According to the indictment, the men fraudulently marketed and sold dinars, the currency of Iraq, causing investors of the BH Group to lose nearly $23.8 million. They also are accused of selling more than $700,000 in nonexistent hedge-fund assets.
The sale of Iraqi dinar is not illegal. But the indictment said that beginning in August, 2010, the defendants falsely told investors and promoted through the Internet, email, and weekly telephone conferences that buying the dinar involved minimal risks because the currency was protected and regulated by the "Overseas Investment Protection Act and a presidential executive order, guaranteeing 90 percent reimbursement," among other misrepresentations.
During Mr. Huebner's Friday detention hearing in federal court, special agent Erik Kost of the Internal Revenue Service's criminal investigations division testified that the BH Group was still selling dinars and holding its weekly conference calls as of Tuesday.
The lawsuit asks the court to order the defendants to immediately desist from further sales and seeks damages in excess of $23 million and that a receiver be appointed over the businesses.
Mr. Kost testified Friday that the IRS began investigating the defendants in the fall of 2010 because of unusual financial transactions. They began taping the BH Group's telephone conferences in February, 2011, and an undercover agent bought into a non-existent hedge fund run by Mr. Coenen.
Agents raided the St. Clair Street office and Mr. Huebner's home July 27, 2011, and seized documents and a significant amount of money, including more than $1.7 million in Iraqi dinar.
Beyond the false dinar claims, Mr. Kost testified about what agents believed were transactions structured to evade reporting requirement, Mr. Coenen's false claims about his financial and military history, and the sale of seats on the hedge funds. Mr. Coenen's fake persona lent credibility to the company's dinar sales and was used to counter claims on Internet sites that the company was a sham. Mr. Kost said that Mr. Huebner should have easily known Mr. Coenen was never a vice president for JPMorgan Chase as he claimed to investors, because he is dyslexic, among other reasons.
Attorney Richard Kerger, who represents Mr. Huebner, has said that the operation and representation of the dinar and hedge funds offered by BH Group was “entirely lawful." Mr. Huebner's attorneys argue he was unaware of Mr. Coenen's claims. And Mr. Kerger said his client actually voluntarily came forward to the FBI over concerns about Mr. Coenen the day of the raid before IRS agents acted, unaware he was under investigation.
Mr. Emmenecker and Mr. Teadt were both released from jail Thursday after posting $250,000 unsecured bonds.
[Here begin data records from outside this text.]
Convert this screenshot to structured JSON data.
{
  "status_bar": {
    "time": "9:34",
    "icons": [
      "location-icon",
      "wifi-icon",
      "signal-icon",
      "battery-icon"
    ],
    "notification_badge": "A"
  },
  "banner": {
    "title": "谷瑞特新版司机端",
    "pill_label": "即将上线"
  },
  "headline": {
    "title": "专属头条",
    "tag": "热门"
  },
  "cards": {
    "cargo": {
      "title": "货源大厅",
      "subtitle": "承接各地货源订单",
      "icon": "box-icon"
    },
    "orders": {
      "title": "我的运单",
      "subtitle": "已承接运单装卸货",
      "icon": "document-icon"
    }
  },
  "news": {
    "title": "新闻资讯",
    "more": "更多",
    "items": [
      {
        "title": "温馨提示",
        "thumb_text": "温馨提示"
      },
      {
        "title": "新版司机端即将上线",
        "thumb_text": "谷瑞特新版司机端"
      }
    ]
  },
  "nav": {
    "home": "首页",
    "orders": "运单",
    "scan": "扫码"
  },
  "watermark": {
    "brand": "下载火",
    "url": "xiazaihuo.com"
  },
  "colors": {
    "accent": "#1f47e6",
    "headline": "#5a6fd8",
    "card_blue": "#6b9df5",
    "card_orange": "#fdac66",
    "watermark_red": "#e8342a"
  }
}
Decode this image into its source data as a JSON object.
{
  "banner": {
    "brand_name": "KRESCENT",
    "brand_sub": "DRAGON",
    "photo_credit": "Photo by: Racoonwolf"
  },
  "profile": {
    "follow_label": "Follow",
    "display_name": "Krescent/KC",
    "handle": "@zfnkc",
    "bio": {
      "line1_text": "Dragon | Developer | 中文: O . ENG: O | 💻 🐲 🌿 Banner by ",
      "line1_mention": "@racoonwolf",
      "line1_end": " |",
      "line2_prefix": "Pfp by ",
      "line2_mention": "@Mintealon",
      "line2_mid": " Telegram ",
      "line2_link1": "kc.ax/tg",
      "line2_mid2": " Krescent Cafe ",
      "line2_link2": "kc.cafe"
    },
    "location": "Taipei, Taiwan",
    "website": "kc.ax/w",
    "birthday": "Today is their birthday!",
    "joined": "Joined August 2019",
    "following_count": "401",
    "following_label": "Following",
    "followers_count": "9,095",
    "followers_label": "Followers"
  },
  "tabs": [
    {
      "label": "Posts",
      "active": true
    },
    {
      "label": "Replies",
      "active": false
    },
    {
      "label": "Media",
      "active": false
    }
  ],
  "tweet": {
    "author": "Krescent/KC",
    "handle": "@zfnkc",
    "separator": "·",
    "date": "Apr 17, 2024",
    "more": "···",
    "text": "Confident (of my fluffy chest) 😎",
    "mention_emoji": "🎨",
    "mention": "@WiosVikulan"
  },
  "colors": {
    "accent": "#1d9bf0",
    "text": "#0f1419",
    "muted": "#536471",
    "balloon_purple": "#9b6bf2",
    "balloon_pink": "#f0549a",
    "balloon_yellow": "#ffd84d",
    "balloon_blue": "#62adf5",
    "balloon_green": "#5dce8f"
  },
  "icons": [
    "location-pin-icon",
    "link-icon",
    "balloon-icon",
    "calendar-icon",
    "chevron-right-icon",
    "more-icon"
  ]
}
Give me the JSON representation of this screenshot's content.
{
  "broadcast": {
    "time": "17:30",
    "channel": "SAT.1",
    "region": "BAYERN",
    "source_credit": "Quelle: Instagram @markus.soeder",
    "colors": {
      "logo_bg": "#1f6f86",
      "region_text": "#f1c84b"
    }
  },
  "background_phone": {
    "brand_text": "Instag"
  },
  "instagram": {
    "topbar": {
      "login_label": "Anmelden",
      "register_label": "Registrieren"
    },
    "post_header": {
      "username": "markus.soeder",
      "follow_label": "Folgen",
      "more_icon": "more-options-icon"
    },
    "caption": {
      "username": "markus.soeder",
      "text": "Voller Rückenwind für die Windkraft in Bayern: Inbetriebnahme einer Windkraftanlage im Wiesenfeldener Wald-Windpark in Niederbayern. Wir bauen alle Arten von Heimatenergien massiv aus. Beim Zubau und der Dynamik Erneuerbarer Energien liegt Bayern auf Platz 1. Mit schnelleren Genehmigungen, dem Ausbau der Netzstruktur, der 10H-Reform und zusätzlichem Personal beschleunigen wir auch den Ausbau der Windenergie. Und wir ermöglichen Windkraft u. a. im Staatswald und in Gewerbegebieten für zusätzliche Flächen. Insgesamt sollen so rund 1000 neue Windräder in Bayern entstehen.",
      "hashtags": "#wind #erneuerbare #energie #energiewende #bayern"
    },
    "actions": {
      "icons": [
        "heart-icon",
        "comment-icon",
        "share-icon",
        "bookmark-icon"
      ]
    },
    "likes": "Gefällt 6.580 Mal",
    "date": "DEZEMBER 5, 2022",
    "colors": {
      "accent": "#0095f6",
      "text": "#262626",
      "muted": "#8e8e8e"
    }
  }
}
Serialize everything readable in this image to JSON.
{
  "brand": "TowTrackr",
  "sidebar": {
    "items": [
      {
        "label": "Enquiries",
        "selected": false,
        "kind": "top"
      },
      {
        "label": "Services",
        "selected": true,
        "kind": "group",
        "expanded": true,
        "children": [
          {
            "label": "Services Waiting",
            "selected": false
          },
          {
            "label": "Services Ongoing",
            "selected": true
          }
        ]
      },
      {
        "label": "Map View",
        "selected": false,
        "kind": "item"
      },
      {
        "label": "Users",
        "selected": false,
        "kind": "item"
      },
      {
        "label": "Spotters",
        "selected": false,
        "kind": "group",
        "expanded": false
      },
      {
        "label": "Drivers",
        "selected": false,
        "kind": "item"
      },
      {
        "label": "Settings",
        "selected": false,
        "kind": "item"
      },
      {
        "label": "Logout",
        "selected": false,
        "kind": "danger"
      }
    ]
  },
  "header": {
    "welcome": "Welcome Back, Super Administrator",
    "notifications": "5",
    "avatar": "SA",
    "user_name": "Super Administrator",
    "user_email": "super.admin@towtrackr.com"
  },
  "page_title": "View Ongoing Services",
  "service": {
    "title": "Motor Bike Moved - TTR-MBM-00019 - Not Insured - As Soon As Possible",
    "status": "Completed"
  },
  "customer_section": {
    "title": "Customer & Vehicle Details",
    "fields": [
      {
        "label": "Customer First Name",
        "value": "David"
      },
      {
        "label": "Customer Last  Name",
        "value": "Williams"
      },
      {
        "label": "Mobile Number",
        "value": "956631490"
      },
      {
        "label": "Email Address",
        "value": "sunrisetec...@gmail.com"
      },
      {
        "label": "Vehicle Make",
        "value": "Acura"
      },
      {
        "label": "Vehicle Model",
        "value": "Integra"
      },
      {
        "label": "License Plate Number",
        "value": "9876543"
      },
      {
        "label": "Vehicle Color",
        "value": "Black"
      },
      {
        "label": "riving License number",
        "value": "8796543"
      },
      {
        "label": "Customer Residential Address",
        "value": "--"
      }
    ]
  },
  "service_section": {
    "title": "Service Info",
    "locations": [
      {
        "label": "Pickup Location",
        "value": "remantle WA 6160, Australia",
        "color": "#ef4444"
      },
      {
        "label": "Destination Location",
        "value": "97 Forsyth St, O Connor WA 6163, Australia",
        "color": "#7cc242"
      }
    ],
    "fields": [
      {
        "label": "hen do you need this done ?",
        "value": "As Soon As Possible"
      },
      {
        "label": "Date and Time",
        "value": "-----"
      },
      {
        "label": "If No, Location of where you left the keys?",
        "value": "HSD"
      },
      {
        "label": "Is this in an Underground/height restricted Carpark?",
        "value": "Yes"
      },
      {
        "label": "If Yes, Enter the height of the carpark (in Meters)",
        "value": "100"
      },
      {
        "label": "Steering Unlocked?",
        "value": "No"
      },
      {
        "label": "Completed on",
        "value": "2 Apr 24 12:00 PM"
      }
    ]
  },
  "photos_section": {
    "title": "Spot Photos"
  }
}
But federal prosecutors asked in a detention hearing today that Mr. Huebner be held without bail, arguing that he couldn't be trusted to return to court and was a flight risk because he may own properties in other countries, frequently traveled abroad in recent years, and may have held residency in at least two other states.
Judge Jack Zouhary allowed Mr. Huebner to be released, but ordered his bond be $500,000 unsecured. He noted that Mr. Huebner has known he was under investigation since at least last year, yet he has not fled prosecution.
Mr. Huebner will also be placed on electronic home monitoring, and will only be allowed to go between his home and his office on North St. Clair Street.
Contact Erica Blake at:firstname.lastname@example.org 419-213-2134.